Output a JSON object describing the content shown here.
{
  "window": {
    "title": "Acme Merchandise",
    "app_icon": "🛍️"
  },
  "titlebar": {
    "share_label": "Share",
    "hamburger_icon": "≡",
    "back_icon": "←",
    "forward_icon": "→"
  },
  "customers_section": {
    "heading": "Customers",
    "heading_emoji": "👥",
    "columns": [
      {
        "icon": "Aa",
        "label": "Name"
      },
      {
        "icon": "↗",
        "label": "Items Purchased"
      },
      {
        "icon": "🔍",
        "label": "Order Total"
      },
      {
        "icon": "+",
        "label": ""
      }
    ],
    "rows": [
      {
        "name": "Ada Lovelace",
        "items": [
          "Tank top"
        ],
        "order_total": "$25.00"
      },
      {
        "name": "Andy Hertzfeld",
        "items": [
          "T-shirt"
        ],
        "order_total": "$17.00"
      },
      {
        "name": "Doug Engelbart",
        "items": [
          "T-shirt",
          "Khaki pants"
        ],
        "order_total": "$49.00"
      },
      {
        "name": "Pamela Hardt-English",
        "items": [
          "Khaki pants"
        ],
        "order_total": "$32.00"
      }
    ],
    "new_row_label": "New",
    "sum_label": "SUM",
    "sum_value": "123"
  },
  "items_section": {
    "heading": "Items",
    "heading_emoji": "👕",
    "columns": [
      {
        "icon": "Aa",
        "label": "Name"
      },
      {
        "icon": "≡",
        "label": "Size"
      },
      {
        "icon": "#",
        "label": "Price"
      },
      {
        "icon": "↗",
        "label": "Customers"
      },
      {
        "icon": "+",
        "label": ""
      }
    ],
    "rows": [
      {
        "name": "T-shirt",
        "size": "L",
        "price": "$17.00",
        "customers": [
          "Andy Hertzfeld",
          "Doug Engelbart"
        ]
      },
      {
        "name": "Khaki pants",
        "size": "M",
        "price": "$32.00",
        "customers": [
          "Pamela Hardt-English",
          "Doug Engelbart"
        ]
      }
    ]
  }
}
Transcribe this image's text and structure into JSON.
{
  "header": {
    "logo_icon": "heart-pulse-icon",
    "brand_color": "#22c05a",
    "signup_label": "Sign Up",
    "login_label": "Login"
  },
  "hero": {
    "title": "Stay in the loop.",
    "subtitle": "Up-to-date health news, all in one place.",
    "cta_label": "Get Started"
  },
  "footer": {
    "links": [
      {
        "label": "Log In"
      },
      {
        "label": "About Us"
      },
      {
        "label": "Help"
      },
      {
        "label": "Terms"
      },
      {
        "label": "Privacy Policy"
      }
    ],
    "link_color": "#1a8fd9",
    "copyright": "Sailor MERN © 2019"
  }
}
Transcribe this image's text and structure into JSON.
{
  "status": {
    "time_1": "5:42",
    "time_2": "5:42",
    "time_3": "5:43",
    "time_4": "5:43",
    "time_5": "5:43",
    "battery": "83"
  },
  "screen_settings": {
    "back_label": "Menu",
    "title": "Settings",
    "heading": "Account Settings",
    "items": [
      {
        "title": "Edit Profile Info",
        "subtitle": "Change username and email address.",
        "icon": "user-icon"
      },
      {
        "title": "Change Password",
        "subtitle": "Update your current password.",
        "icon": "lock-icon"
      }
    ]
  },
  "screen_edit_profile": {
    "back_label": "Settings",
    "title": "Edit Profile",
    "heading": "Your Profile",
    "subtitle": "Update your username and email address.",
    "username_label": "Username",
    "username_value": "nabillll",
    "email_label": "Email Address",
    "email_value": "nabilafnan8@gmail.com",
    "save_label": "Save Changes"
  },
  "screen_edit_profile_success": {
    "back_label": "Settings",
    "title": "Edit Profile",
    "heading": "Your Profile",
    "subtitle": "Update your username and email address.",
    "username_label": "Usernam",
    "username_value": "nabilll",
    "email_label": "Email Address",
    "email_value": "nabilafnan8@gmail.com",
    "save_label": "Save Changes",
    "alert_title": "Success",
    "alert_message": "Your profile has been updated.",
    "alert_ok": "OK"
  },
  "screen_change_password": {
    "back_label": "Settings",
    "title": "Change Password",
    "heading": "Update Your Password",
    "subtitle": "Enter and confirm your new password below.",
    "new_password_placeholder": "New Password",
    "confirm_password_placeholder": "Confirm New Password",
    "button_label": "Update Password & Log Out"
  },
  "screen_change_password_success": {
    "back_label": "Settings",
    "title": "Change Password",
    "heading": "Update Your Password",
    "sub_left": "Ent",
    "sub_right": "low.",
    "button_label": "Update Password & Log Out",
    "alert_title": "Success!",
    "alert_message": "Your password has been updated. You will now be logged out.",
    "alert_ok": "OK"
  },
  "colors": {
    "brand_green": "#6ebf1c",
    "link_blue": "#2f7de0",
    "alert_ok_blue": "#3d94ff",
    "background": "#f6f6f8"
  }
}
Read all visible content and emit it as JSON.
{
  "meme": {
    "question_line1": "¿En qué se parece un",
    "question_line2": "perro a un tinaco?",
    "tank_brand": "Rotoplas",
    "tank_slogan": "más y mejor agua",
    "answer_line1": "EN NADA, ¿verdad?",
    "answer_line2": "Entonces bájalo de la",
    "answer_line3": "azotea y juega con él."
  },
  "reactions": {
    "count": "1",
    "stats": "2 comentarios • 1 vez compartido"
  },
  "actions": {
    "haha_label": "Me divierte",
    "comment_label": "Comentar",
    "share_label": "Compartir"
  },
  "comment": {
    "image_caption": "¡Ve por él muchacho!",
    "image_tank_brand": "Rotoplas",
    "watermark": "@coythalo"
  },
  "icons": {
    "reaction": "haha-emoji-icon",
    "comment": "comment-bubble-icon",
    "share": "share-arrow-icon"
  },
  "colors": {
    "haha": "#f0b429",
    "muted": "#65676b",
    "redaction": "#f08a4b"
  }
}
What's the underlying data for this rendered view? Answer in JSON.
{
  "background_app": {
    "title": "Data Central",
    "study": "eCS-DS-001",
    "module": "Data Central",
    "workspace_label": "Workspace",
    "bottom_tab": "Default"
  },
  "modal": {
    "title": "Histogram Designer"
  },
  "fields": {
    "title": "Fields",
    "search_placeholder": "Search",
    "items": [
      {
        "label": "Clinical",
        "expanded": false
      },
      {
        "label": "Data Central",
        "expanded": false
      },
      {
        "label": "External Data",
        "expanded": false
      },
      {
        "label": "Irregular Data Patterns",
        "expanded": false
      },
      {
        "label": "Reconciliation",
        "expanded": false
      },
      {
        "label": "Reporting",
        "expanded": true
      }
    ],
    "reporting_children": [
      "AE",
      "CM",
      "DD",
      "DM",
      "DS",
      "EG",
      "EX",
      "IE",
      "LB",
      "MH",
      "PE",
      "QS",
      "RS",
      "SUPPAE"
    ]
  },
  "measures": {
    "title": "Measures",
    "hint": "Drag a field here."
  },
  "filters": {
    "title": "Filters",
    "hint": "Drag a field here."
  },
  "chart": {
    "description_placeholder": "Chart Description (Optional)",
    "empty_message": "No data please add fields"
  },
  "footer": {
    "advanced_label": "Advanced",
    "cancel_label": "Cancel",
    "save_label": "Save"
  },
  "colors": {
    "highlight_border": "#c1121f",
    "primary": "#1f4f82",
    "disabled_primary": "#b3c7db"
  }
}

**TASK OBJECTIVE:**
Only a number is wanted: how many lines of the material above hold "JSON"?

**REPLY:**
5